This Week in VR Sport: Virtual Vikings and Augmented Cricketers
The year is almost over, but VR and AR still have some sport-related stories to tell.
It’s almost the end of 2017, a year that has seen many new developments in virtual reality (VR) and augmented reality (AR) along with its related technologies. A dizzying number of sports teams covering a very wide variety of sports have taken to these technologies to engage with fans, train players and even help with rehabilitation after injury.
It’s going to be pretty interesting to see what 2018 will hold, but 2017 still has a couple more stories to tell.
Minnesota Vikings First NFL Team to Launch VR Oculus App
American football stadiums are gigantic, vast theatres of concrete and steel that tries to host the vast number of fans of the NFL. But even these giant edifices can’t hold all the fans of a given team, and even if that were possible, not all fans can travel.
As reported by Sport Techie, NFL team the Minnesota Vikings have come up with a solution to this by partnering with VR content company Zeality to create a VR app for the Oculus Rift and Samsung Gear VR that lets users explore the Vikings’ home at U.S. Bank Stadium in 360-degrees, with footage from every home game played there since it opened in 2016 available to view through the app.
“Virtual reality and 360 content is very important to our organization,” said Scott Kegley, Vikings Executive Director of Digital Media and Innovation, in a statement. “We understand only a small percentage of our large fan base is able to attend a Vikings game or event. We want to bring experiences to them, and immersive technology is allowing us to do that.”
Said Zeality co-Founder and CEO Dipak M. Patel in a statement: “The Vikings are not only innovating new ways of creating content using immersive media, they are also one of the leaders in delivering these experiences to their fans.”
Legendary Moment in Cricket Recreated in AR
Some moments in sports have gone down in history, becoming indelibly seared into the memories of those fortunate enough to witness them live. One such moment was the day Steve Waugh stunned everyone at the Sydney Cricket Ground to achieve what he described as his ‘perfect day’.
Despite critics saying he was off his from, and rumours of impending retirement, Waugh scored a century and surpassed 10,000 Test runs. That achievement has gone down in cricketing history, and has now been lovingly recreated in AR.
Waugh donned a motion-capture suit to re-create his famous innings in a project commissioned by the Sydney Cricket & Sports Ground Trust, and developed by technology partner Avanade. The app allows fans to use a mobile device to view an AR recreation of the moment.

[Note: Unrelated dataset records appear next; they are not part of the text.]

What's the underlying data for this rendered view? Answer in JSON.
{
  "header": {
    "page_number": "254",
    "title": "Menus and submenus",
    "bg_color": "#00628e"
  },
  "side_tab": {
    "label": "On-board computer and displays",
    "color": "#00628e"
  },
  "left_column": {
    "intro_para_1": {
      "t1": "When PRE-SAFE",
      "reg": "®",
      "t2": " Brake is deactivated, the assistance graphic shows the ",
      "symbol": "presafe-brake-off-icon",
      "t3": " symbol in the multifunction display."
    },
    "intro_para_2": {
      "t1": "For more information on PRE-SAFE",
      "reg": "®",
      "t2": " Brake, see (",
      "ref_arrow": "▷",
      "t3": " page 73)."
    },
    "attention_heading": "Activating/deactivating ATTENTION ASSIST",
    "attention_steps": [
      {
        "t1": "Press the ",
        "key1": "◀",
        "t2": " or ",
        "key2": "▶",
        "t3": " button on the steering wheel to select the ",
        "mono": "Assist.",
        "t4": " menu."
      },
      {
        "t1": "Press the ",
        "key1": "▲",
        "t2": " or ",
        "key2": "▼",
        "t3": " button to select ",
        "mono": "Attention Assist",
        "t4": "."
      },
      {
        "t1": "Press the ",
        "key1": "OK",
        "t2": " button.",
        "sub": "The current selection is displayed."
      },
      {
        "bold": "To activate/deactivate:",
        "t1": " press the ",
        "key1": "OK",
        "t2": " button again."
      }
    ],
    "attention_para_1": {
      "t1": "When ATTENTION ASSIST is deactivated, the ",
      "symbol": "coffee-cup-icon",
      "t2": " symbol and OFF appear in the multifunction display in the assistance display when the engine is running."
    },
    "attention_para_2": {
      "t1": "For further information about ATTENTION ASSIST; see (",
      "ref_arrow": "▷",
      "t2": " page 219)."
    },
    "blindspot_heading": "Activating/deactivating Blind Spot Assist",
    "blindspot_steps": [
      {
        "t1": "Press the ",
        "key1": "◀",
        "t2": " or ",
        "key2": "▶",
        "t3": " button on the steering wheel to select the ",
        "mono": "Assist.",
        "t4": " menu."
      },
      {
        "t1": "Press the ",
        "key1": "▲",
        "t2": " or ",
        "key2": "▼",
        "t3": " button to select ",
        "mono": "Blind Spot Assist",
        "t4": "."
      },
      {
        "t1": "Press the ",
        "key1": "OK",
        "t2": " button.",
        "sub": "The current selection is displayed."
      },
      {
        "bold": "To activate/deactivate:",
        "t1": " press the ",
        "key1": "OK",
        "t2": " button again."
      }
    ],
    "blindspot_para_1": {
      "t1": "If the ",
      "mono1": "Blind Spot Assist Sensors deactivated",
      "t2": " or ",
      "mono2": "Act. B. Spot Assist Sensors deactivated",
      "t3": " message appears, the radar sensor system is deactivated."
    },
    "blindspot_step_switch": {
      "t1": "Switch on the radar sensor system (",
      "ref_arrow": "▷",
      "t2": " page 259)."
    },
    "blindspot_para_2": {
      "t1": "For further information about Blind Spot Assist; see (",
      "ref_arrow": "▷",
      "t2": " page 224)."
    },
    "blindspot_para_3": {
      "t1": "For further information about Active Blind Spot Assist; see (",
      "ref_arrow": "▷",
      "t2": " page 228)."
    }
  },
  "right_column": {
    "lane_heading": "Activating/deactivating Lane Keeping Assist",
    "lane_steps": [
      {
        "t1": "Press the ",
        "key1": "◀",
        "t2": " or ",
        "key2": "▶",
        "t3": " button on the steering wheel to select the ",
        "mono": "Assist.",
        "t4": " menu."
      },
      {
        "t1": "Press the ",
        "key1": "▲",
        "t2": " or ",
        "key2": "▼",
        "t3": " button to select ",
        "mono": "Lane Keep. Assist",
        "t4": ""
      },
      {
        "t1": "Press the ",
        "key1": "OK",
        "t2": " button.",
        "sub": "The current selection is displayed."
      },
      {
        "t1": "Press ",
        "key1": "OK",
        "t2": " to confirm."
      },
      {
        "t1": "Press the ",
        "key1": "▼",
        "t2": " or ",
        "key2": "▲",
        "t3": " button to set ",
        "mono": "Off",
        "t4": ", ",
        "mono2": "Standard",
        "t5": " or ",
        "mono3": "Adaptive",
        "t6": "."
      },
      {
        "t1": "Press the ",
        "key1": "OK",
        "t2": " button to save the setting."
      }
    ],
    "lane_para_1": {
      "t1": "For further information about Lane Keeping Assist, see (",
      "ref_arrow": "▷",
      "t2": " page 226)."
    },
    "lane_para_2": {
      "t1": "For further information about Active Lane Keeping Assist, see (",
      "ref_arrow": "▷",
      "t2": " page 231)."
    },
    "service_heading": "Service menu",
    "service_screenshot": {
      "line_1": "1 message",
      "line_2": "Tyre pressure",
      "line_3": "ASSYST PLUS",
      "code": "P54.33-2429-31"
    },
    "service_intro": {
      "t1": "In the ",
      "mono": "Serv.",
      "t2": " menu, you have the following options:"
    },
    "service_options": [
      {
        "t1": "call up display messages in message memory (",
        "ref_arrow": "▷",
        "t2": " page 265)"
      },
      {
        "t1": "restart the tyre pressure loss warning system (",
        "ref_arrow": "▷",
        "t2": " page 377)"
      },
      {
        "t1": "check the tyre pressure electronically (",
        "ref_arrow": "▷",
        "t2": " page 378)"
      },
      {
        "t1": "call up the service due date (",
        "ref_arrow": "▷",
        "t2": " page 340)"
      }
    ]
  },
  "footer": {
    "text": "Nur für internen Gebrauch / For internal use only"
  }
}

The experience will also be offered on HoloLens during the Ashes test in Sydney in January.
“It was actually a lot harder than I thought to recreate the shot because when you’re playing it’s just instinct, you don’t think about it. To mirror the exact trigger movements that accompany each shot was difficult to achieve as they were instinctive and not manufactured,” Waugh told CIO.
There will be more from This Week in VR Sport in the New Year.